:: ACTIVITY ::
All of the records below are to be printed exactly; the pictures are to be left out.

:: EXCERPTED DATA ::
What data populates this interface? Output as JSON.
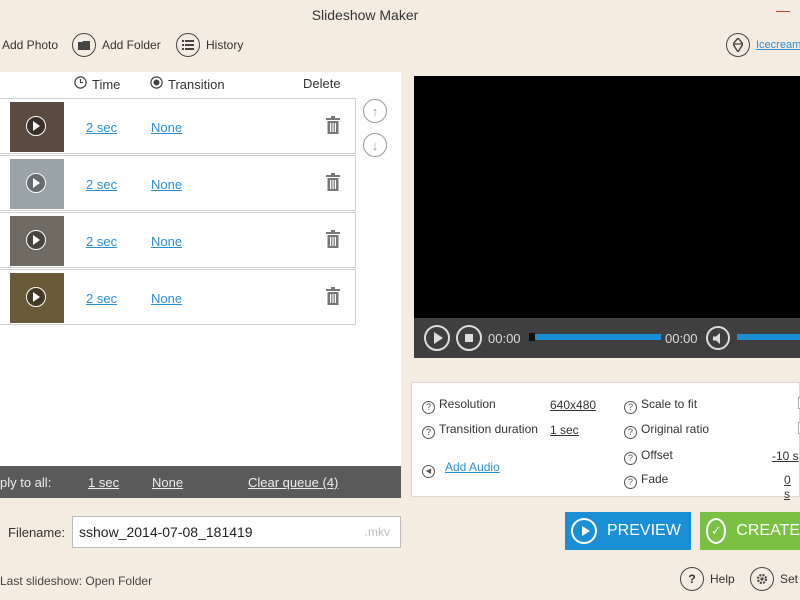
{
  "window": {
    "title": "Slideshow Maker",
    "close_glyph": "✕"
  },
  "toolbar": {
    "add_photo": "Add Photo",
    "add_folder": "Add Folder",
    "history": "History",
    "brand": "Icecream"
  },
  "queue": {
    "columns": {
      "time": "Time",
      "transition": "Transition",
      "delete": "Delete"
    },
    "rows": [
      {
        "time": "2 sec",
        "transition": "None",
        "thumb_color": "#5b4a3f"
      },
      {
        "time": "2 sec",
        "transition": "None",
        "thumb_color": "#9aa3a8"
      },
      {
        "time": "2 sec",
        "transition": "None",
        "thumb_color": "#6f6a62"
      },
      {
        "time": "2 sec",
        "transition": "None",
        "thumb_color": "#6a5a3a"
      }
    ],
    "apply_all": {
      "label": "ply to all:",
      "time": "1 sec",
      "transition": "None",
      "clear": "Clear queue (4)"
    }
  },
  "player": {
    "time_start": "00:00",
    "time_end": "00:00",
    "progress": 0
  },
  "settings": {
    "resolution_label": "Resolution",
    "resolution_value": "640x480",
    "transition_duration_label": "Transition duration",
    "transition_duration_value": "1 sec",
    "add_audio": "Add Audio",
    "scale_to_fit": "Scale to fit",
    "original_ratio": "Original ratio",
    "offset_label": "Offset",
    "offset_value": "-10 s",
    "fade_label": "Fade",
    "fade_value": "0 s"
  },
  "file": {
    "label": "Filename:",
    "value": "sshow_2014-07-08_181419",
    "extension": ".mkv"
  },
  "actions": {
    "preview": "PREVIEW",
    "create": "CREATE"
  },
  "footer": {
    "last_slideshow": "Last slideshow: Open Folder",
    "help": "Help",
    "settings": "Set"
  },
  "colors": {
    "background": "#f4ece0",
    "link": "#2a8fd6",
    "preview_button": "#1a8fd6",
    "create_button": "#7ac143",
    "apply_bar": "#5a5a5a"
  }
}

:: RESULT FOR THIS EXERCISE ::
What data populates this interface? Output as JSON.
{
  "window": {
    "title": "Slideshow Maker",
    "close_glyph": "✕"
  },
  "toolbar": {
    "add_photo": "Add Photo",
    "add_folder": "Add Folder",
    "history": "History",
    "brand": "Icecream"
  },
  "queue": {
    "columns": {
      "time": "Time",
      "transition": "Transition",
      "delete": "Delete"
    },
    "rows": [
      {
        "time": "2 sec",
        "transition": "None",
        "thumb_color": "#5b4a3f"
      },
      {
        "time": "2 sec",
        "transition": "None",
        "thumb_color": "#9aa3a8"
      },
      {
        "time": "2 sec",
        "transition": "None",
        "thumb_color": "#6f6a62"
      },
      {
        "time": "2 sec",
        "transition": "None",
        "thumb_color": "#6a5a3a"
      }
    ],
    "apply_all": {
      "label": "ply to all:",
      "time": "1 sec",
      "transition": "None",
      "clear": "Clear queue (4)"
    }
  },
  "player": {
    "time_start": "00:00",
    "time_end": "00:00",
    "progress": 0
  },
  "settings": {
    "resolution_label": "Resolution",
    "resolution_value": "640x480",
    "transition_duration_label": "Transition duration",
    "transition_duration_value": "1 sec",
    "add_audio": "Add Audio",
    "scale_to_fit": "Scale to fit",
    "original_ratio": "Original ratio",
    "offset_label": "Offset",
    "offset_value": "-10 s",
    "fade_label": "Fade",
    "fade_value": "0 s"
  },
  "file": {
    "label": "Filename:",
    "value": "sshow_2014-07-08_181419",
    "extension": ".mkv"
  },
  "actions": {
    "preview": "PREVIEW",
    "create": "CREATE"
  },
  "footer": {
    "last_slideshow": "Last slideshow: Open Folder",
    "help": "Help",
    "settings": "Set"
  },
  "colors": {
    "background": "#f4ece0",
    "link": "#2a8fd6",
    "preview_button": "#1a8fd6",
    "create_button": "#7ac143",
    "apply_bar": "#5a5a5a"
  }
}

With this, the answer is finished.